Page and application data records
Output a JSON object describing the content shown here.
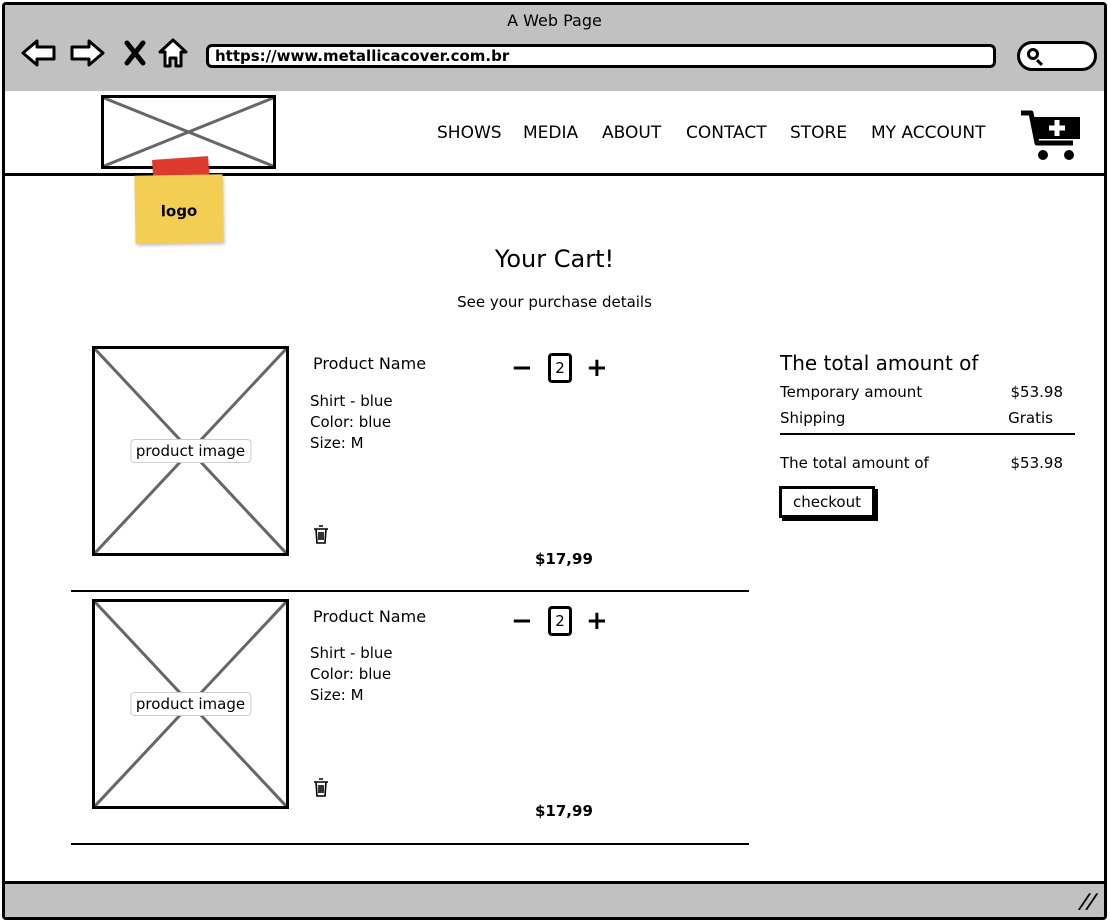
{
  "window": {
    "title": "A Web Page"
  },
  "browser": {
    "url": "https://www.metallicacover.com.br"
  },
  "header": {
    "logo_note": "logo",
    "nav": [
      "SHOWS",
      "MEDIA",
      "ABOUT",
      "CONTACT",
      "STORE",
      "MY ACCOUNT"
    ]
  },
  "page": {
    "title": "Your Cart!",
    "subtitle": "See your purchase details"
  },
  "cart": {
    "items": [
      {
        "image_label": "product image",
        "name": "Product Name",
        "line1": "Shirt - blue",
        "line2": "Color: blue",
        "line3": "Size: M",
        "quantity": "2",
        "price": "$17,99"
      },
      {
        "image_label": "product image",
        "name": "Product Name",
        "line1": "Shirt - blue",
        "line2": "Color: blue",
        "line3": "Size: M",
        "quantity": "2",
        "price": "$17,99"
      }
    ]
  },
  "summary": {
    "title": "The total amount of",
    "temporary_label": "Temporary amount",
    "temporary_value": "$53.98",
    "shipping_label": "Shipping",
    "shipping_value": "Gratis",
    "total_label": "The total amount of",
    "total_value": "$53.98",
    "checkout_label": "checkout"
  },
  "icons": {
    "back": "back-arrow-icon",
    "forward": "forward-arrow-icon",
    "stop": "close-icon",
    "home": "home-icon",
    "search": "search-icon",
    "cart": "cart-add-icon",
    "trash": "trash-icon",
    "resize": "resize-grip-icon"
  },
  "colors": {
    "chrome": "#c1c1c1",
    "sticky_note": "#f4cd53",
    "tape": "#de3a2e"
  }
}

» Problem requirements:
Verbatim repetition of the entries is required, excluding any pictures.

» Answer to this exercise:
Output a JSON object describing the content shown here.
{
  "window": {
    "title": "A Web Page"
  },
  "browser": {
    "url": "https://www.metallicacover.com.br"
  },
  "header": {
    "logo_note": "logo",
    "nav": [
      "SHOWS",
      "MEDIA",
      "ABOUT",
      "CONTACT",
      "STORE",
      "MY ACCOUNT"
    ]
  },
  "page": {
    "title": "Your Cart!",
    "subtitle": "See your purchase details"
  },
  "cart": {
    "items": [
      {
        "image_label": "product image",
        "name": "Product Name",
        "line1": "Shirt - blue",
        "line2": "Color: blue",
        "line3": "Size: M",
        "quantity": "2",
        "price": "$17,99"
      },
      {
        "image_label": "product image",
        "name": "Product Name",
        "line1": "Shirt - blue",
        "line2": "Color: blue",
        "line3": "Size: M",
        "quantity": "2",
        "price": "$17,99"
      }
    ]
  },
  "summary": {
    "title": "The total amount of",
    "temporary_label": "Temporary amount",
    "temporary_value": "$53.98",
    "shipping_label": "Shipping",
    "shipping_value": "Gratis",
    "total_label": "The total amount of",
    "total_value": "$53.98",
    "checkout_label": "checkout"
  },
  "icons": {
    "back": "back-arrow-icon",
    "forward": "forward-arrow-icon",
    "stop": "close-icon",
    "home": "home-icon",
    "search": "search-icon",
    "cart": "cart-add-icon",
    "trash": "trash-icon",
    "resize": "resize-grip-icon"
  },
  "colors": {
    "chrome": "#c1c1c1",
    "sticky_note": "#f4cd53",
    "tape": "#de3a2e"
  }
}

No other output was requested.